Search the material below for the string "seconds" and list each line that holds it.
───── Available data ─────
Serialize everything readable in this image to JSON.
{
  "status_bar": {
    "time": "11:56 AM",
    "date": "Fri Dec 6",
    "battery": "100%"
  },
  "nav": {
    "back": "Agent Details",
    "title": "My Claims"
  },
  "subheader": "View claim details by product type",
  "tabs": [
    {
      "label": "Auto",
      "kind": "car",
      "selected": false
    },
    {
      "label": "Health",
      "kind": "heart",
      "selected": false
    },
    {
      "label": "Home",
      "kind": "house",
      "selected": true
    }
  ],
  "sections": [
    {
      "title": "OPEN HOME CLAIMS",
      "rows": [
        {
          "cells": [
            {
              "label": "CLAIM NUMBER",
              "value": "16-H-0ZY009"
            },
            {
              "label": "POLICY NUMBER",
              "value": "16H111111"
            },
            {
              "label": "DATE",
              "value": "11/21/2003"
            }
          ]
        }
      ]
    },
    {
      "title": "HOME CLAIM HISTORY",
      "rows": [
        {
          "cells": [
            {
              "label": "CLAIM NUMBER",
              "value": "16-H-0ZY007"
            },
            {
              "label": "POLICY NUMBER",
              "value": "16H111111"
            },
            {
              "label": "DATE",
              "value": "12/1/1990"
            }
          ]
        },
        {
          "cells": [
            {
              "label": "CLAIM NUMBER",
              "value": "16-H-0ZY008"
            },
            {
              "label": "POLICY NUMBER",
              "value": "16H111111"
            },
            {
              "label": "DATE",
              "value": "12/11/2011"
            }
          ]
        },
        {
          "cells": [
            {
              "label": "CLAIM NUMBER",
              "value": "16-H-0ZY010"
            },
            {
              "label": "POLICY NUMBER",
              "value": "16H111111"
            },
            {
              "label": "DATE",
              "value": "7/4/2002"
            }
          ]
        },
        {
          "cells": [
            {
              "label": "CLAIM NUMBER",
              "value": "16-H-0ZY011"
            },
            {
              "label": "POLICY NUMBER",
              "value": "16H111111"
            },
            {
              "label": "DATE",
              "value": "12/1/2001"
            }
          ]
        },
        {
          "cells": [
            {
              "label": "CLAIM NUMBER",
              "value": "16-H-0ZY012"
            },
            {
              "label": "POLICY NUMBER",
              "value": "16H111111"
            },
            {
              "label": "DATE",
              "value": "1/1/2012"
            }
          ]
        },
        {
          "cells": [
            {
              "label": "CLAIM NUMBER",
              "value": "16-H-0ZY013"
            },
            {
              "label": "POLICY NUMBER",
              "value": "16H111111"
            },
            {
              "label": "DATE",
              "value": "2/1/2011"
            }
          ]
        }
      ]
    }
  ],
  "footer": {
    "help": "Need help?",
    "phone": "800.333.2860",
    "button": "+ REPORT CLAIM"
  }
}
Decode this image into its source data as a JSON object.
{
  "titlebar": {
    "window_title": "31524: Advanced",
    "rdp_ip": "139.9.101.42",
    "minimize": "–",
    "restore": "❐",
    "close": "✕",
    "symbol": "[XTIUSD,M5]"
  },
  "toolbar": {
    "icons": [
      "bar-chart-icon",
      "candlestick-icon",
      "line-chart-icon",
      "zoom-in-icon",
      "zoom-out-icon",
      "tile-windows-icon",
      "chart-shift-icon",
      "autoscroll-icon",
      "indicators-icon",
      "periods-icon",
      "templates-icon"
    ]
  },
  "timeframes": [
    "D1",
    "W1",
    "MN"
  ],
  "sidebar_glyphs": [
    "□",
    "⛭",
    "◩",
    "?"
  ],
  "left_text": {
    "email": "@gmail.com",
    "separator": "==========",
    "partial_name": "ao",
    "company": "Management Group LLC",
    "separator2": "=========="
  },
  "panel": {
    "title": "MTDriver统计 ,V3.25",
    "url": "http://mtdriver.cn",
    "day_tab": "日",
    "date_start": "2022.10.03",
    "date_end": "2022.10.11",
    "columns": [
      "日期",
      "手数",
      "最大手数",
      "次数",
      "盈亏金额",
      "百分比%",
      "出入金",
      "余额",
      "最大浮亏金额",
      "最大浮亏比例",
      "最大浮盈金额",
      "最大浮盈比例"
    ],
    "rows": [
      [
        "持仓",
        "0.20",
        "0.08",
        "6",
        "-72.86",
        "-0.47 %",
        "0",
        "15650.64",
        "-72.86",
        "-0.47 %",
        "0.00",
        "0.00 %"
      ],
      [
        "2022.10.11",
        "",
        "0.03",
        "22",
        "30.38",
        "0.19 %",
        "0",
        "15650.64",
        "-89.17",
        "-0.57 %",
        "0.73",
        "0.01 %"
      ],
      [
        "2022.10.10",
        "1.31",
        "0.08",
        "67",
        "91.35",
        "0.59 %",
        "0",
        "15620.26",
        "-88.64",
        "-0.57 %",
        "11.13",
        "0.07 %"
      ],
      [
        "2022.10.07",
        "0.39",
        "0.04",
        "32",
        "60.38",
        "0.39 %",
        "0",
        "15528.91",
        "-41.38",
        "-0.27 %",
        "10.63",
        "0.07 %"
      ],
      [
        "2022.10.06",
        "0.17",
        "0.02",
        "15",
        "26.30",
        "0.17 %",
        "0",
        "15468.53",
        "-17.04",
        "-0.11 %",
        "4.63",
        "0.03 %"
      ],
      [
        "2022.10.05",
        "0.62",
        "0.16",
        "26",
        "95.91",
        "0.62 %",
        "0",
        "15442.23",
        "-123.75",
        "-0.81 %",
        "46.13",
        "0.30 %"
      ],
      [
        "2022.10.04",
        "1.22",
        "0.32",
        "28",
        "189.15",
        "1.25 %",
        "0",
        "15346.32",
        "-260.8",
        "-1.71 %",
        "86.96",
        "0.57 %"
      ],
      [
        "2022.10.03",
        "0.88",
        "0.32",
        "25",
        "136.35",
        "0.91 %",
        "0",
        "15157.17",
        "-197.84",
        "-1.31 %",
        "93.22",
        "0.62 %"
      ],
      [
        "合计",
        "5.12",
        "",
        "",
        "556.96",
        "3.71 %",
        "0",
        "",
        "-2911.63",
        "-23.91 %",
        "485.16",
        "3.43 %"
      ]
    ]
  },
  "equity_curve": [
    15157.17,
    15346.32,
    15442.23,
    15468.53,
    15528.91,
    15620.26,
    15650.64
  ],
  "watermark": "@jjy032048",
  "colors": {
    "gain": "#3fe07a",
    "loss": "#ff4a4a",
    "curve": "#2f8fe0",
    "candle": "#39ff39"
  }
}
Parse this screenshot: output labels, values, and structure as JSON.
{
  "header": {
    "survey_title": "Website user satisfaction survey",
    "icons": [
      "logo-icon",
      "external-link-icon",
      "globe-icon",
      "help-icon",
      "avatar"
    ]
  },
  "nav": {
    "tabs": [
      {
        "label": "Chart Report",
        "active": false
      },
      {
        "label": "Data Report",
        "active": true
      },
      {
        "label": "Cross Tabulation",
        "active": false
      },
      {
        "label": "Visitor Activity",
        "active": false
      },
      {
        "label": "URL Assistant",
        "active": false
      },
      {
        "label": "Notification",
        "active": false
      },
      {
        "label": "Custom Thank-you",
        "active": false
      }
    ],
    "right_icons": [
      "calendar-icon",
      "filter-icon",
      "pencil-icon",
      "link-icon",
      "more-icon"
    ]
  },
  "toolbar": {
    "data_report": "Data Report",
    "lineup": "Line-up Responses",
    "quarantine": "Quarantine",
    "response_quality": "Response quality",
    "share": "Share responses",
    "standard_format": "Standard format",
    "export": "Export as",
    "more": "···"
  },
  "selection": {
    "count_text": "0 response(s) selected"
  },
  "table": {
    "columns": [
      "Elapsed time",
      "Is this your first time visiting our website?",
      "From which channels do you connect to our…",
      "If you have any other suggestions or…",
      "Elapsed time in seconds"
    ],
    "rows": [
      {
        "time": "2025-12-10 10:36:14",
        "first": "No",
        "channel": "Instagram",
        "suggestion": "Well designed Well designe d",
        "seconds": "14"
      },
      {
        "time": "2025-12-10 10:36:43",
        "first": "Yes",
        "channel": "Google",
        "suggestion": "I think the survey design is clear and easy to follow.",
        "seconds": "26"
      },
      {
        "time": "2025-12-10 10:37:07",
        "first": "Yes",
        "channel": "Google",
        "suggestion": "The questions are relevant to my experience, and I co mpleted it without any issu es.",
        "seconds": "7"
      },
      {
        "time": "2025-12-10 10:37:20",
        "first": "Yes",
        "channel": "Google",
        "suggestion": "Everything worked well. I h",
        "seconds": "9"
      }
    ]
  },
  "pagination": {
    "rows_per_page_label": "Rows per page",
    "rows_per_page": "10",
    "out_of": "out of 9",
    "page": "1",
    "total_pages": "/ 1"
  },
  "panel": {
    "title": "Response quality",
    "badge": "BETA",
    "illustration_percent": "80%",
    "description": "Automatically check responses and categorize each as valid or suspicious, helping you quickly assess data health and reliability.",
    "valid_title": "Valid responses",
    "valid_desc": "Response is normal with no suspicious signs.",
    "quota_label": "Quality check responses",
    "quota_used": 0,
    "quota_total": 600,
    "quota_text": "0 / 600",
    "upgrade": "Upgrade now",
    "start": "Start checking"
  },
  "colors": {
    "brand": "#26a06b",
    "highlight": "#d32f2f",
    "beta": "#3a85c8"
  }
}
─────
• **Reply**
      "Elapsed time in seconds"
        "seconds": "14"
        "seconds": "26"
        "seconds": "7"
        "seconds": "9"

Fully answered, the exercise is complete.